**Work item:** The output should match the data below line for line.

**Records for this exercise:**
□ □ □ □ □
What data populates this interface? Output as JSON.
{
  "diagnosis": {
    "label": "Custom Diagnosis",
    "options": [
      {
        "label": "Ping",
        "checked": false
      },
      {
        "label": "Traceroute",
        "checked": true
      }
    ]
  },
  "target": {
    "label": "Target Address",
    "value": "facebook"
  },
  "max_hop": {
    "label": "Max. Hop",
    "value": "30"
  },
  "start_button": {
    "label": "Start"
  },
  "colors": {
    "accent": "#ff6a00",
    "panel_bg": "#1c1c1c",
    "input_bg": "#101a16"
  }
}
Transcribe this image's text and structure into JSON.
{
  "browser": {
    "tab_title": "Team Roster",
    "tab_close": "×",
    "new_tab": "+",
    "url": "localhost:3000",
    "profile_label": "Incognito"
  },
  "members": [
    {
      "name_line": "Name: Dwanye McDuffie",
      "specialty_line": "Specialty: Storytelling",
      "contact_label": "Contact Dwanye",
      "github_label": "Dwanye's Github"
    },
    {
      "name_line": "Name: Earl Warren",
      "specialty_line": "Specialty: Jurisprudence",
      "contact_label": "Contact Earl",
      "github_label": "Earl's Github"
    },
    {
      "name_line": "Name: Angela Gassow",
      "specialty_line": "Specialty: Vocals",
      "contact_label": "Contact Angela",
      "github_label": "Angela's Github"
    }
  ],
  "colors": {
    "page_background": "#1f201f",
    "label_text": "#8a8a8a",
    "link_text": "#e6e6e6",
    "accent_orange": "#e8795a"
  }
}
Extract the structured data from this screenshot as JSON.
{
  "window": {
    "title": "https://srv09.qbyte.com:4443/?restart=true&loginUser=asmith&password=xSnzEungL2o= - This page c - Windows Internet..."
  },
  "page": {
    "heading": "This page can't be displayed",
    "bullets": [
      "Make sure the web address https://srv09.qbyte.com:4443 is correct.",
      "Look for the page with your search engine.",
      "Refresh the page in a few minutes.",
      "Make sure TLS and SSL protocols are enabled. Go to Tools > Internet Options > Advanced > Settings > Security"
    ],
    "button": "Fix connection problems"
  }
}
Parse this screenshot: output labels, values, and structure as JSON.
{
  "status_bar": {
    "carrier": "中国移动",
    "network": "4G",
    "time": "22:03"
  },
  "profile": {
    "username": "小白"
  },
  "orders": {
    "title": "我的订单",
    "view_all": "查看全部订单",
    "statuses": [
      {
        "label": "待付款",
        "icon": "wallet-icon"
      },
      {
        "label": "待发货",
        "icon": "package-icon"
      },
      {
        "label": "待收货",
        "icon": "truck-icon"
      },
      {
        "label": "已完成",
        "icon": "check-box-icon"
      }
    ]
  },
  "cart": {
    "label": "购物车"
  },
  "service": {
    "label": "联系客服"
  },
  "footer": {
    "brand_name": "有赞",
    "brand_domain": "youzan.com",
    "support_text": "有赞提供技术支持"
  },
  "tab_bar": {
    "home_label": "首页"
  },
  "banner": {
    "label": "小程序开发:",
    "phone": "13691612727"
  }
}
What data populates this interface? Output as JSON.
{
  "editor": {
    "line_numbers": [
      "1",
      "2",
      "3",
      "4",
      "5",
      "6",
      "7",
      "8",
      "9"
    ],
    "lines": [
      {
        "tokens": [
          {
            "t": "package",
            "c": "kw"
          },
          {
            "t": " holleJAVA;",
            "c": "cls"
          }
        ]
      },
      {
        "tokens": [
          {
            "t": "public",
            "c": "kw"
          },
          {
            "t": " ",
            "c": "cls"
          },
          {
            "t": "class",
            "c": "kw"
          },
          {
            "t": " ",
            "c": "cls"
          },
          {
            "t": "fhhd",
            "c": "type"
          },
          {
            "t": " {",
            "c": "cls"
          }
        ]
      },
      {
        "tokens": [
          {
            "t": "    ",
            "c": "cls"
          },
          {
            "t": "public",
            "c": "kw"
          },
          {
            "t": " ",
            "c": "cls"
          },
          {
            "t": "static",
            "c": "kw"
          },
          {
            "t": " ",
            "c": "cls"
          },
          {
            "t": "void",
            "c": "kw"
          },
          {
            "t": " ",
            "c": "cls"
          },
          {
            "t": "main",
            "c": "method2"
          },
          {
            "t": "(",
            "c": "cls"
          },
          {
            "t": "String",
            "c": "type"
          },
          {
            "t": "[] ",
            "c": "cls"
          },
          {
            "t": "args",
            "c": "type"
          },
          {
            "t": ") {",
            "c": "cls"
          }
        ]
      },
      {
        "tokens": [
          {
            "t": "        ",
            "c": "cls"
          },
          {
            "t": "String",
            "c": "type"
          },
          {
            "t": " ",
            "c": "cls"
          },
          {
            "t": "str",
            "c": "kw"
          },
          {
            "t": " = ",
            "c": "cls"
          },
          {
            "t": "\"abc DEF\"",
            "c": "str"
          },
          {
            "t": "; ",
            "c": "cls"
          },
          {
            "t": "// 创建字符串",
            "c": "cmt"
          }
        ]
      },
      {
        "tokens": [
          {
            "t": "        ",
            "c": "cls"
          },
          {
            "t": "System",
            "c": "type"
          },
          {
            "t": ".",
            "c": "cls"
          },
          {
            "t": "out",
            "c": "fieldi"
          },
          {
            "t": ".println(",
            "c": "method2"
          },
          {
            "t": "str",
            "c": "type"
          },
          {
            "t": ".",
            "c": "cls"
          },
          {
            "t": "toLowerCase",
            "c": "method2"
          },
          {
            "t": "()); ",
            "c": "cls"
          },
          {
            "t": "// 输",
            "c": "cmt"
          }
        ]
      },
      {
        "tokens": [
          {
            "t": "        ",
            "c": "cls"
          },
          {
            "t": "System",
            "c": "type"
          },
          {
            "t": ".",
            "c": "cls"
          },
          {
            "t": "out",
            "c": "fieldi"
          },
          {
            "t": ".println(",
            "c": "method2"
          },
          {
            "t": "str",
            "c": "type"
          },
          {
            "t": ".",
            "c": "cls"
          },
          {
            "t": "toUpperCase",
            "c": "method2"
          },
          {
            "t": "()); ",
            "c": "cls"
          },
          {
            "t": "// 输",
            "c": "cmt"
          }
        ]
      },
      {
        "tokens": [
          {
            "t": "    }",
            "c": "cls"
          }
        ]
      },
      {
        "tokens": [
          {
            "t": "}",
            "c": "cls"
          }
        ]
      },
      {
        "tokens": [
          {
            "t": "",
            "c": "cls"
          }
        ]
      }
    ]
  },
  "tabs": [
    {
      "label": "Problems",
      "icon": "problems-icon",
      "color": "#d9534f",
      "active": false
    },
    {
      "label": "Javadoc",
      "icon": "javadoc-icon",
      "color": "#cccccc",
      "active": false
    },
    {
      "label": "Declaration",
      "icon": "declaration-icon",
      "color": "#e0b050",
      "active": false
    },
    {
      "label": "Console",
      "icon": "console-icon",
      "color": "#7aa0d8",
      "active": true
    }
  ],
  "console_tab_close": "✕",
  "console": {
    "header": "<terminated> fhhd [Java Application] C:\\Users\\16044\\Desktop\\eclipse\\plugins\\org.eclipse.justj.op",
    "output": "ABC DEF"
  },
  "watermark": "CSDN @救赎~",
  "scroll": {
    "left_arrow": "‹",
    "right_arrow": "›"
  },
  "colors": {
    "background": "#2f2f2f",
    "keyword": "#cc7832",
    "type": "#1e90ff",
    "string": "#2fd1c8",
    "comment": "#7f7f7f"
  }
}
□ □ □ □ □
**Response to this exercise:**
What data populates this interface? Output as JSON.
{
  "diagnosis": {
    "label": "Custom Diagnosis",
    "options": [
      {
        "label": "Ping",
        "checked": false
      },
      {
        "label": "Traceroute",
        "checked": true
      }
    ]
  },
  "target": {
    "label": "Target Address",
    "value": "facebook"
  },
  "max_hop": {
    "label": "Max. Hop",
    "value": "30"
  },
  "start_button": {
    "label": "Start"
  },
  "colors": {
    "accent": "#ff6a00",
    "panel_bg": "#1c1c1c",
    "input_bg": "#101a16"
  }
}
Transcribe this image's text and structure into JSON.
{
  "browser": {
    "tab_title": "Team Roster",
    "tab_close": "×",
    "new_tab": "+",
    "url": "localhost:3000",
    "profile_label": "Incognito"
  },
  "members": [
    {
      "name_line": "Name: Dwanye McDuffie",
      "specialty_line": "Specialty: Storytelling",
      "contact_label": "Contact Dwanye",
      "github_label": "Dwanye's Github"
    },
    {
      "name_line": "Name: Earl Warren",
      "specialty_line": "Specialty: Jurisprudence",
      "contact_label": "Contact Earl",
      "github_label": "Earl's Github"
    },
    {
      "name_line": "Name: Angela Gassow",
      "specialty_line": "Specialty: Vocals",
      "contact_label": "Contact Angela",
      "github_label": "Angela's Github"
    }
  ],
  "colors": {
    "page_background": "#1f201f",
    "label_text": "#8a8a8a",
    "link_text": "#e6e6e6",
    "accent_orange": "#e8795a"
  }
}
Extract the structured data from this screenshot as JSON.
{
  "window": {
    "title": "https://srv09.qbyte.com:4443/?restart=true&loginUser=asmith&password=xSnzEungL2o= - This page c - Windows Internet..."
  },
  "page": {
    "heading": "This page can't be displayed",
    "bullets": [
      "Make sure the web address https://srv09.qbyte.com:4443 is correct.",
      "Look for the page with your search engine.",
      "Refresh the page in a few minutes.",
      "Make sure TLS and SSL protocols are enabled. Go to Tools > Internet Options > Advanced > Settings > Security"
    ],
    "button": "Fix connection problems"
  }
}
Parse this screenshot: output labels, values, and structure as JSON.
{
  "status_bar": {
    "carrier": "中国移动",
    "network": "4G",
    "time": "22:03"
  },
  "profile": {
    "username": "小白"
  },
  "orders": {
    "title": "我的订单",
    "view_all": "查看全部订单",
    "statuses": [
      {
        "label": "待付款",
        "icon": "wallet-icon"
      },
      {
        "label": "待发货",
        "icon": "package-icon"
      },
      {
        "label": "待收货",
        "icon": "truck-icon"
      },
      {
        "label": "已完成",
        "icon": "check-box-icon"
      }
    ]
  },
  "cart": {
    "label": "购物车"
  },
  "service": {
    "label": "联系客服"
  },
  "footer": {
    "brand_name": "有赞",
    "brand_domain": "youzan.com",
    "support_text": "有赞提供技术支持"
  },
  "tab_bar": {
    "home_label": "首页"
  },
  "banner": {
    "label": "小程序开发:",
    "phone": "13691612727"
  }
}
What data populates this interface? Output as JSON.
{
  "editor": {
    "line_numbers": [
      "1",
      "2",
      "3",
      "4",
      "5",
      "6",
      "7",
      "8",
      "9"
    ],
    "lines": [
      {
        "tokens": [
          {
            "t": "package",
            "c": "kw"
          },
          {
            "t": " holleJAVA;",
            "c": "cls"
          }
        ]
      },
      {
        "tokens": [
          {
            "t": "public",
            "c": "kw"
          },
          {
            "t": " ",
            "c": "cls"
          },
          {
            "t": "class",
            "c": "kw"
          },
          {
            "t": " ",
            "c": "cls"
          },
          {
            "t": "fhhd",
            "c": "type"
          },
          {
            "t": " {",
            "c": "cls"
          }
        ]
      },
      {
        "tokens": [
          {
            "t": "    ",
            "c": "cls"
          },
          {
            "t": "public",
            "c": "kw"
          },
          {
            "t": " ",
            "c": "cls"
          },
          {
            "t": "static",
            "c": "kw"
          },
          {
            "t": " ",
            "c": "cls"
          },
          {
            "t": "void",
            "c": "kw"
          },
          {
            "t": " ",
            "c": "cls"
          },
          {
            "t": "main",
            "c": "method2"
          },
          {
            "t": "(",
            "c": "cls"
          },
          {
            "t": "String",
            "c": "type"
          },
          {
            "t": "[] ",
            "c": "cls"
          },
          {
            "t": "args",
            "c": "type"
          },
          {
            "t": ") {",
            "c": "cls"
          }
        ]
      },
      {
        "tokens": [
          {
            "t": "        ",
            "c": "cls"
          },
          {
            "t": "String",
            "c": "type"
          },
          {
            "t": " ",
            "c": "cls"
          },
          {
            "t": "str",
            "c": "kw"
          },
          {
            "t": " = ",
            "c": "cls"
          },
          {
            "t": "\"abc DEF\"",
            "c": "str"
          },
          {
            "t": "; ",
            "c": "cls"
          },
          {
            "t": "// 创建字符串",
            "c": "cmt"
          }
        ]
      },
      {
        "tokens": [
          {
            "t": "        ",
            "c": "cls"
          },
          {
            "t": "System",
            "c": "type"
          },
          {
            "t": ".",
            "c": "cls"
          },
          {
            "t": "out",
            "c": "fieldi"
          },
          {
            "t": ".println(",
            "c": "method2"
          },
          {
            "t": "str",
            "c": "type"
          },
          {
            "t": ".",
            "c": "cls"
          },
          {
            "t": "toLowerCase",
            "c": "method2"
          },
          {
            "t": "()); ",
            "c": "cls"
          },
          {
            "t": "// 输",
            "c": "cmt"
          }
        ]
      },
      {
        "tokens": [
          {
            "t": "        ",
            "c": "cls"
          },
          {
            "t": "System",
            "c": "type"
          },
          {
            "t": ".",
            "c": "cls"
          },
          {
            "t": "out",
            "c": "fieldi"
          },
          {
            "t": ".println(",
            "c": "method2"
          },
          {
            "t": "str",
            "c": "type"
          },
          {
            "t": ".",
            "c": "cls"
          },
          {
            "t": "toUpperCase",
            "c": "method2"
          },
          {
            "t": "()); ",
            "c": "cls"
          },
          {
            "t": "// 输",
            "c": "cmt"
          }
        ]
      },
      {
        "tokens": [
          {
            "t": "    }",
            "c": "cls"
          }
        ]
      },
      {
        "tokens": [
          {
            "t": "}",
            "c": "cls"
          }
        ]
      },
      {
        "tokens": [
          {
            "t": "",
            "c": "cls"
          }
        ]
      }
    ]
  },
  "tabs": [
    {
      "label": "Problems",
      "icon": "problems-icon",
      "color": "#d9534f",
      "active": false
    },
    {
      "label": "Javadoc",
      "icon": "javadoc-icon",
      "color": "#cccccc",
      "active": false
    },
    {
      "label": "Declaration",
      "icon": "declaration-icon",
      "color": "#e0b050",
      "active": false
    },
    {
      "label": "Console",
      "icon": "console-icon",
      "color": "#7aa0d8",
      "active": true
    }
  ],
  "console_tab_close": "✕",
  "console": {
    "header": "<terminated> fhhd [Java Application] C:\\Users\\16044\\Desktop\\eclipse\\plugins\\org.eclipse.justj.op",
    "output": "ABC DEF"
  },
  "watermark": "CSDN @救赎~",
  "scroll": {
    "left_arrow": "‹",
    "right_arrow": "›"
  },
  "colors": {
    "background": "#2f2f2f",
    "keyword": "#cc7832",
    "type": "#1e90ff",
    "string": "#2fd1c8",
    "comment": "#7f7f7f"
  }
}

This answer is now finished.